▶ [ABOUT THIS EXERCISE]
Which lines below contain "Kostyuk"? Pull them out.

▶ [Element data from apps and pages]
○ ○ ○ ○

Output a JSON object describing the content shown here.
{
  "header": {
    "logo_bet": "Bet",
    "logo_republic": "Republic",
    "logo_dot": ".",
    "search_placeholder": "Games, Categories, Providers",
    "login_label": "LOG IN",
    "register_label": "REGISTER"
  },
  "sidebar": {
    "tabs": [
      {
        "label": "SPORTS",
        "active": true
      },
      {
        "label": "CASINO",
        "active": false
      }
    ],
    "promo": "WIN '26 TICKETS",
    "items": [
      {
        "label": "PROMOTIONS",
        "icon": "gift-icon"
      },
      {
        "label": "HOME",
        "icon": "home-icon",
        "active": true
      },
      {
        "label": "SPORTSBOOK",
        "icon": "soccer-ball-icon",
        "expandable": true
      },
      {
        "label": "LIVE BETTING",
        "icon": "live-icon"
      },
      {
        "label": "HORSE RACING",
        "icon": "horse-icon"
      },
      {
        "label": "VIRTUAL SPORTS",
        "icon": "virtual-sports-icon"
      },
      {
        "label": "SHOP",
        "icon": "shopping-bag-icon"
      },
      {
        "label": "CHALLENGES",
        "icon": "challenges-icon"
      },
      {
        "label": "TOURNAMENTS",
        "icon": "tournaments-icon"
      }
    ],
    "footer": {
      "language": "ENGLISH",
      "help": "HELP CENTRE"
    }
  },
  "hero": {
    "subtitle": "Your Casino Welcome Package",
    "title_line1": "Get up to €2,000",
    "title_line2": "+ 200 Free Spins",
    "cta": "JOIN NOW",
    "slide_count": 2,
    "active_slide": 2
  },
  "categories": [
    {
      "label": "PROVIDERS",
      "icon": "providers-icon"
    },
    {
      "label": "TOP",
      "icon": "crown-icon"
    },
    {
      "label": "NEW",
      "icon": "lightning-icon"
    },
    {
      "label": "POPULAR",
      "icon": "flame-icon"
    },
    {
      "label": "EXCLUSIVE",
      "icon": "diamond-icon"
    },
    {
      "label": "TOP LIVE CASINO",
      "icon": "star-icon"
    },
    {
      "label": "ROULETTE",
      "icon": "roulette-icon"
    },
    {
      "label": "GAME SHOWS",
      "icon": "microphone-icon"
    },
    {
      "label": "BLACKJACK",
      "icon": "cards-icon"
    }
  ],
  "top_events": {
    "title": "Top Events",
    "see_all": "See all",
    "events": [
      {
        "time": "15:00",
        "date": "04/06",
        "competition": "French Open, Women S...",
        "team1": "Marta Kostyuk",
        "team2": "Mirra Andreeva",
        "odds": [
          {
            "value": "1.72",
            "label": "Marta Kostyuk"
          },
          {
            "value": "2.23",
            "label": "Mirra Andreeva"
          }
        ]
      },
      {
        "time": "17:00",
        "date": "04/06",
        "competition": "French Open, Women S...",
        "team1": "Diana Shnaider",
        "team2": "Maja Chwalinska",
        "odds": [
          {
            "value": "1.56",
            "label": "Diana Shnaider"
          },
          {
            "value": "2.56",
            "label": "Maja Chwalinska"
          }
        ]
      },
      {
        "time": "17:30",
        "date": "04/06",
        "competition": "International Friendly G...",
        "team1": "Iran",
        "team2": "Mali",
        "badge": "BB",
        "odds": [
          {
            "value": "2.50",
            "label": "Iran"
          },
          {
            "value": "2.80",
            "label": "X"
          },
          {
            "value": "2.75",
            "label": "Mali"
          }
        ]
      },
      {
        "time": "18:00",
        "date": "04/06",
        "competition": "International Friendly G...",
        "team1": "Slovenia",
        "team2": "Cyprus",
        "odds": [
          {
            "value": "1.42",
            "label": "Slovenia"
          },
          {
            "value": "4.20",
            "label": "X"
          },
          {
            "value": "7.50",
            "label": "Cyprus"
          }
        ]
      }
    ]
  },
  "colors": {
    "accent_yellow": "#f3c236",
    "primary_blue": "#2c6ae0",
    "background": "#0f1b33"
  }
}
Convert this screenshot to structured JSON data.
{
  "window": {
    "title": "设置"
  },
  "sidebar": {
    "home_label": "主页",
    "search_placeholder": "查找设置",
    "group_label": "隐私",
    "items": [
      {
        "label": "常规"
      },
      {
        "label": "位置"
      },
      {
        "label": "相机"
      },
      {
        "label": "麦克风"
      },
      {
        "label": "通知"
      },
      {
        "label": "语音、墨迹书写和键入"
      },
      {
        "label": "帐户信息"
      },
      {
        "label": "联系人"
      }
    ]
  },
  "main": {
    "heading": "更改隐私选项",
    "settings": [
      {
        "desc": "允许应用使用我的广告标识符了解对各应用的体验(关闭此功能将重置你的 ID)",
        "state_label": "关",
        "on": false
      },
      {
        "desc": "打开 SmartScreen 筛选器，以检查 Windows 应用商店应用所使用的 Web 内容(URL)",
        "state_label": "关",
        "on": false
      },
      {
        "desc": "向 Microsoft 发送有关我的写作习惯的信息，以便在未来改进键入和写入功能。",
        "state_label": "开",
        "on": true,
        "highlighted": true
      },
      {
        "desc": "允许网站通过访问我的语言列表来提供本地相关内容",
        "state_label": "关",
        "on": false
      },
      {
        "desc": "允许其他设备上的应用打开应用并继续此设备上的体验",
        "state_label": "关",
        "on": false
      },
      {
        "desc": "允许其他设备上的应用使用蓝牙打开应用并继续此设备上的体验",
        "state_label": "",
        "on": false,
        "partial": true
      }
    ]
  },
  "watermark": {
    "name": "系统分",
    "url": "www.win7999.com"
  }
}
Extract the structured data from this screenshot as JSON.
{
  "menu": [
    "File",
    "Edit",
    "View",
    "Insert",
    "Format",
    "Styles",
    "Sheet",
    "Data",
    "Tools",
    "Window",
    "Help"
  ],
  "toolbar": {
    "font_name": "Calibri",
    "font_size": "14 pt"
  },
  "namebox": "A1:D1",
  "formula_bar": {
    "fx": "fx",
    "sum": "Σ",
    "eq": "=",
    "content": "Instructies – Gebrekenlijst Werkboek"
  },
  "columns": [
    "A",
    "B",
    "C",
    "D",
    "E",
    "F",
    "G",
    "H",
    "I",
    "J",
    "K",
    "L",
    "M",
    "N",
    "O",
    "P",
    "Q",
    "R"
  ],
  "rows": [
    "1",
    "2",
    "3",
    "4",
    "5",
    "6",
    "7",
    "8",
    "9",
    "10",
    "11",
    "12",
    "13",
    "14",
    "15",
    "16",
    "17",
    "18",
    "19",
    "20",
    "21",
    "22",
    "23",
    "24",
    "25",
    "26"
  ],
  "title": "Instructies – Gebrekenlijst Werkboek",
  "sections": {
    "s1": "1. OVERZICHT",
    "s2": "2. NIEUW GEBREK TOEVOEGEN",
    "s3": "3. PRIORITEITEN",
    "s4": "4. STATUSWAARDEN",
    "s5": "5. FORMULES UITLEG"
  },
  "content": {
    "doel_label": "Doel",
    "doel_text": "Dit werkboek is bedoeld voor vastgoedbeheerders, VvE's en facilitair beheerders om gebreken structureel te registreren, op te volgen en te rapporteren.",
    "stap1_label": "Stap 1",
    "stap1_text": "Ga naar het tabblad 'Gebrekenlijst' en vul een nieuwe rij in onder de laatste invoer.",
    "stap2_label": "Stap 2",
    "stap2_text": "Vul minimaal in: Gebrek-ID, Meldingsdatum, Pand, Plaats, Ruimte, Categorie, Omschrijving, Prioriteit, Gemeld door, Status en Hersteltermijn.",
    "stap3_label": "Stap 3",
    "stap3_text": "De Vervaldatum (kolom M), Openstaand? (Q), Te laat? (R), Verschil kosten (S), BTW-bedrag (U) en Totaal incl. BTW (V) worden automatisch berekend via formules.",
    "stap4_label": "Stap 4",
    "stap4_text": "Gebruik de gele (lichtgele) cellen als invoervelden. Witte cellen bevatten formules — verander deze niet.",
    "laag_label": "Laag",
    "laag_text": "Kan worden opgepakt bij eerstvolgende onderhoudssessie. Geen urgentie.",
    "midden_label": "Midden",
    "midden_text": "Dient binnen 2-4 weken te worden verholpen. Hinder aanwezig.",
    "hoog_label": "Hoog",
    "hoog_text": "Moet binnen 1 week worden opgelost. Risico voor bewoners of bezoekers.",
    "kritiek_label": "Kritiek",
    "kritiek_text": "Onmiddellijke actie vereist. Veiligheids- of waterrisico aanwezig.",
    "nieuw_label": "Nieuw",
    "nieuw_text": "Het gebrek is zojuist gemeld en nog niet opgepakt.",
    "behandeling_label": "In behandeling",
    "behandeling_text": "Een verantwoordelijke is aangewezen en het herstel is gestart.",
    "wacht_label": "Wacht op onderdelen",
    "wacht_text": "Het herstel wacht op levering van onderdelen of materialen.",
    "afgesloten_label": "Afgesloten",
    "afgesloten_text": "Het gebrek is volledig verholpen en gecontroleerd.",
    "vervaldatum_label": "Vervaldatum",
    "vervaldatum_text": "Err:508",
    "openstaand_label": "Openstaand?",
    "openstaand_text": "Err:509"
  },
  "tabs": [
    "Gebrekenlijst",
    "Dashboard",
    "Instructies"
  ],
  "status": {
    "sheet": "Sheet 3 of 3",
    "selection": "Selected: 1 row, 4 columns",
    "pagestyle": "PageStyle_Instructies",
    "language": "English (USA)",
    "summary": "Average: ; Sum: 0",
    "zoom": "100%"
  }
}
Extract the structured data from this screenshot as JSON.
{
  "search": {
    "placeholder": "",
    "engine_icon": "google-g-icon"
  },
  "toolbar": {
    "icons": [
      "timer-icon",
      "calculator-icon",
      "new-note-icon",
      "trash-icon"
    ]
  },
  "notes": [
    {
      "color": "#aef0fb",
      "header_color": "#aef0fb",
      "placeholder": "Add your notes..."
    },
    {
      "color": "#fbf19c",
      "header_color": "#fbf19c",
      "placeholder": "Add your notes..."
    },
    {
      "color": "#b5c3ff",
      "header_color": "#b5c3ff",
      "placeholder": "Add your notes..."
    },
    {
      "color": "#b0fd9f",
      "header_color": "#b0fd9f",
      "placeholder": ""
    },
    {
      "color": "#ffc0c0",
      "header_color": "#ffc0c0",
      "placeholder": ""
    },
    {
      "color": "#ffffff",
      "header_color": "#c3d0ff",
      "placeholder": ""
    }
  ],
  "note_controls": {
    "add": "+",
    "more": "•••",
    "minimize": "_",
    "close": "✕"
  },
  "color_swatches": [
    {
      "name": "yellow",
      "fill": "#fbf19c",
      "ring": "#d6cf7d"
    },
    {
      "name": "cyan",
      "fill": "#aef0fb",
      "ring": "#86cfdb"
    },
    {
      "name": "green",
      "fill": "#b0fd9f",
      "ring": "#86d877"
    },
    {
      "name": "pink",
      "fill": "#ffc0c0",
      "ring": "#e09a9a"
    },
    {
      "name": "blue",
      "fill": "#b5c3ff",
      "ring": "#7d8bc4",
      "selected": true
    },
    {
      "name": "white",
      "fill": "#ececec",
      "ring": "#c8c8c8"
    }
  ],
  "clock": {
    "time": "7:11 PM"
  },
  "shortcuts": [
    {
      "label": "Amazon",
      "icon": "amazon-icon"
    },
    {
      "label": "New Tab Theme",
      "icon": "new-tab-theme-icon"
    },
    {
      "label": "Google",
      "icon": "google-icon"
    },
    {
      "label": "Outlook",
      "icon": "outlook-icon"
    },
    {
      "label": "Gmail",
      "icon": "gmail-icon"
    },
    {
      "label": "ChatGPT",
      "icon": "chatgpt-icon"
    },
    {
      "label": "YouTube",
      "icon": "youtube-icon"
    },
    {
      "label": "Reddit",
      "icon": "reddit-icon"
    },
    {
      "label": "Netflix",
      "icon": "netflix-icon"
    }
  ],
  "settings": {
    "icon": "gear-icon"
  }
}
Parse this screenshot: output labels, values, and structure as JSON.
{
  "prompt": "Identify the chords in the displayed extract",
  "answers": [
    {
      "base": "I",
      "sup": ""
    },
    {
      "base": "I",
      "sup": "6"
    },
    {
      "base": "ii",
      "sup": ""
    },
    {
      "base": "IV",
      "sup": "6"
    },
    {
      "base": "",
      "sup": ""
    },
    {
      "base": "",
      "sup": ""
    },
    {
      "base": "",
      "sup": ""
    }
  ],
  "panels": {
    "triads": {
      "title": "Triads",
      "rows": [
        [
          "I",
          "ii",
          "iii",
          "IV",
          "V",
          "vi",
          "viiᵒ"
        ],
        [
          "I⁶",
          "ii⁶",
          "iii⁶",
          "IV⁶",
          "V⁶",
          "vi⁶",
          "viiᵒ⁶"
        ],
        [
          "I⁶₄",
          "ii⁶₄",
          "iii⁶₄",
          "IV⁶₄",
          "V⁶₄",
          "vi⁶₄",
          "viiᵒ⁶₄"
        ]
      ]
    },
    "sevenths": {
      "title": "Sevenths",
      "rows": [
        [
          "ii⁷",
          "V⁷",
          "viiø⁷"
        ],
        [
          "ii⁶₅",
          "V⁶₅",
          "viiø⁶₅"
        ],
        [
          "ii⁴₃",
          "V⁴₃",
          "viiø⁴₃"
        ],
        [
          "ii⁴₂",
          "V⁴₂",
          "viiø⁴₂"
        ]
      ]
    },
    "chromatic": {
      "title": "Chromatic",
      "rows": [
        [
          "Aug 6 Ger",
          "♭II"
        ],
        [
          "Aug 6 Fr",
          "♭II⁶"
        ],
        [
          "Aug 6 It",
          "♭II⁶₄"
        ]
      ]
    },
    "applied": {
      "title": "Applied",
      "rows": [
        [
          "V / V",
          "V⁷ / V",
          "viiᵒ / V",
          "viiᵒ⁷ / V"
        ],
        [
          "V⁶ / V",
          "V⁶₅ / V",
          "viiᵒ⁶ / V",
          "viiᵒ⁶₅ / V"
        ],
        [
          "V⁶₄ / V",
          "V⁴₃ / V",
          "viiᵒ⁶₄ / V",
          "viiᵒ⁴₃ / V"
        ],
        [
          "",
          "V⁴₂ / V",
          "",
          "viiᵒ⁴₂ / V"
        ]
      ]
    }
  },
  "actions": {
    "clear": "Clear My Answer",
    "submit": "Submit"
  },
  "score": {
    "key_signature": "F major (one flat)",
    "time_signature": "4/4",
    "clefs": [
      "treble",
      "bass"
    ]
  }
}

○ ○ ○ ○

▶ [RESULT FOR THIS EXERCISE]
        "team1": "Marta Kostyuk",
            "label": "Marta Kostyuk"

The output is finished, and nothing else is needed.